I found myself comparing this comic to the movie The Five Obstructions. Both involve two artists coming together to confront the nature of their craft. In Conversation 2, Jeffrey Brown and James Kochalka discuss their reasons for drawing comics and their concepts about art. Their conversation evolves into a humorous brawl involving a mop used as a weapon. In The Five Obstructions, Danish director Lars von Trier challenges fellow director Jorgen Leth to remake one of Leth's earlier movies several times, under a variety of difficult and seemingly arbitrary conditions. I have enjoyed Brown and Kochalka's comics, whereas I had little prior interest in von Trier and Leth's work. In spite of that, I liked The Five Obstructions much better than Conversation 2, and I think it is because the comic asks the wrong questions.

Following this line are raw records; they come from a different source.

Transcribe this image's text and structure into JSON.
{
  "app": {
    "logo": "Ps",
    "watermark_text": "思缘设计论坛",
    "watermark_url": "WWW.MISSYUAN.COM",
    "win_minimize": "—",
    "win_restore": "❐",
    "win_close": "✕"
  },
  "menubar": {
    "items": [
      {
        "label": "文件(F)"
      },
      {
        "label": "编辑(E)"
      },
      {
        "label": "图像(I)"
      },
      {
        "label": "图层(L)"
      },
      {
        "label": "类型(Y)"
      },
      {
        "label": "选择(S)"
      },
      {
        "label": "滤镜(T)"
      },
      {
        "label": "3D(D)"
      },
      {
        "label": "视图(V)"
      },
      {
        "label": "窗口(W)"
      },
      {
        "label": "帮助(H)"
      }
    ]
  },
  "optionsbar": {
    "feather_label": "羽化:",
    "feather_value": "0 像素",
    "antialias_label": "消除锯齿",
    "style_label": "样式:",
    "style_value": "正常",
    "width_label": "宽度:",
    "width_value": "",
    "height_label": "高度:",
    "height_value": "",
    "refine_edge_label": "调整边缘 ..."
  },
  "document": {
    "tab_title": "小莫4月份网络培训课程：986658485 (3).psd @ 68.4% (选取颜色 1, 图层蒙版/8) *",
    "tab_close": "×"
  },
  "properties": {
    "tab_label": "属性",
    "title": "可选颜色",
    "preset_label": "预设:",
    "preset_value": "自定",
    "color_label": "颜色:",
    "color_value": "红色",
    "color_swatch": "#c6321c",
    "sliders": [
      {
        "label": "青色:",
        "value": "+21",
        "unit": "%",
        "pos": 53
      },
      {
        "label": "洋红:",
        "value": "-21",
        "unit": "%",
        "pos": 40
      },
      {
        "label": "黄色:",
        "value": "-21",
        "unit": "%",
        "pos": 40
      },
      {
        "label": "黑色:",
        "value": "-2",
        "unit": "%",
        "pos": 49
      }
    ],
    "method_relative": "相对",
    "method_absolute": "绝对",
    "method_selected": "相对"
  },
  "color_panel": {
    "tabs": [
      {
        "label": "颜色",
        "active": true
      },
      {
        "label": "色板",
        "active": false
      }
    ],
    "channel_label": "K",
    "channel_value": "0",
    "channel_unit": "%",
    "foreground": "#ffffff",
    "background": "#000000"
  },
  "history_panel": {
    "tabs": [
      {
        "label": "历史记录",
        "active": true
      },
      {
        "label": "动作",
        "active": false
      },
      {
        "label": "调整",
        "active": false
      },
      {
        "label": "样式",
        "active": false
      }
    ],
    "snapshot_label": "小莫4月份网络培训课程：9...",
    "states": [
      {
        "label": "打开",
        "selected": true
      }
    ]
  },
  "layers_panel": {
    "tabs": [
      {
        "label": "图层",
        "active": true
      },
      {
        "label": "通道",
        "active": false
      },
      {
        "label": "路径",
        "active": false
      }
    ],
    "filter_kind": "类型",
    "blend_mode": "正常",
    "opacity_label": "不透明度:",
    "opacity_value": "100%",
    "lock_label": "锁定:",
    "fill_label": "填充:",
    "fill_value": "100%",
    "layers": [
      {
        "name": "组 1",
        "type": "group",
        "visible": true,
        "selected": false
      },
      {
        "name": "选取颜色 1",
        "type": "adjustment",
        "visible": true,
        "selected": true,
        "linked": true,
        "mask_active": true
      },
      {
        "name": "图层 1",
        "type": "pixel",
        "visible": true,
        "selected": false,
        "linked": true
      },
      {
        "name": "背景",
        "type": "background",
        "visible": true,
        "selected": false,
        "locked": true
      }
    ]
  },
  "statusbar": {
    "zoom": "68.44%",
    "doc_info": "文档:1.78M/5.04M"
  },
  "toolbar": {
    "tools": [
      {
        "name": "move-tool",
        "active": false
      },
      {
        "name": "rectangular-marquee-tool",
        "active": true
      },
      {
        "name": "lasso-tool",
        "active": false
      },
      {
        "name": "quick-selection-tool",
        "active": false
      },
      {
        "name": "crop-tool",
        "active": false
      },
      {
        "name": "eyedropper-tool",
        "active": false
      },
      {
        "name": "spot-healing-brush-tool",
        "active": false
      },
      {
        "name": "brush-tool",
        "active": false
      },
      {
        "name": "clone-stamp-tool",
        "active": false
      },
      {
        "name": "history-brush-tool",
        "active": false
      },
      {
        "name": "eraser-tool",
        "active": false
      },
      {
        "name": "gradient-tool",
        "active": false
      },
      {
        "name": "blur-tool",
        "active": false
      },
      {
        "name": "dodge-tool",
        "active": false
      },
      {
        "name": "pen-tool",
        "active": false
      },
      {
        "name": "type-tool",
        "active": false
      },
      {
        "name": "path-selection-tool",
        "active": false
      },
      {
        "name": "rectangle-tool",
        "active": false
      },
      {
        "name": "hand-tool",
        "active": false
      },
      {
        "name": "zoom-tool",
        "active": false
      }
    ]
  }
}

The problem with asking an artist why he creates his art is that the answer is unlikely to be very interesting. No matter whether he replies, "to pay the rent," or "because I'm bad at math and couldn't be an accountant," or "for the fame," what have we learned? Does it matter that Brown gave none of these answers? He said, "I want to feel like my life has a sense of purpose, and making these books feels like I'm contributing to the world." That may be a sincere answer, but how illuminating is it? Kochalka said, "My ambition is to create an art so natural & free that it transcends notions of quality." My instinctive response to that is to think: well that's nice, but I don't really care whether or not that is his goal. I'm interested in how he makes his art look natural and free, not the trivial fact that -- like many artists -- he wants to.
In The Five Obstructions, von Trier and Leth do not fall into the trap of spending the whole time talking about why they make movies and what they hope to achieve. Instead, von Trier makes some difficult demands of Leth: he must film in Cuba without constructing sets, each edit must be no more than 12 frames long, and other odd conditions. The way Leth works around these restrictions tells us a lot about the kind of director he is and what he wants his movies to be, without the need for him to explain it in words. The movie held my interest because rather than tell us what Leth wante to create, it shows us what he actually created in response to these challenges.
In short, I wish Brown and Kochalka would stop having imaginary battles with mops and start having real ones with art. They are the sort of artists who could create the comics equivalent of The Five Obstructions, once they get over their fascination with the question of why they draw. On the plus side, this book did entertain me visually. Each artist appears drawn in his own characteristic style, so it was fun to see the mixture of styles on the same page.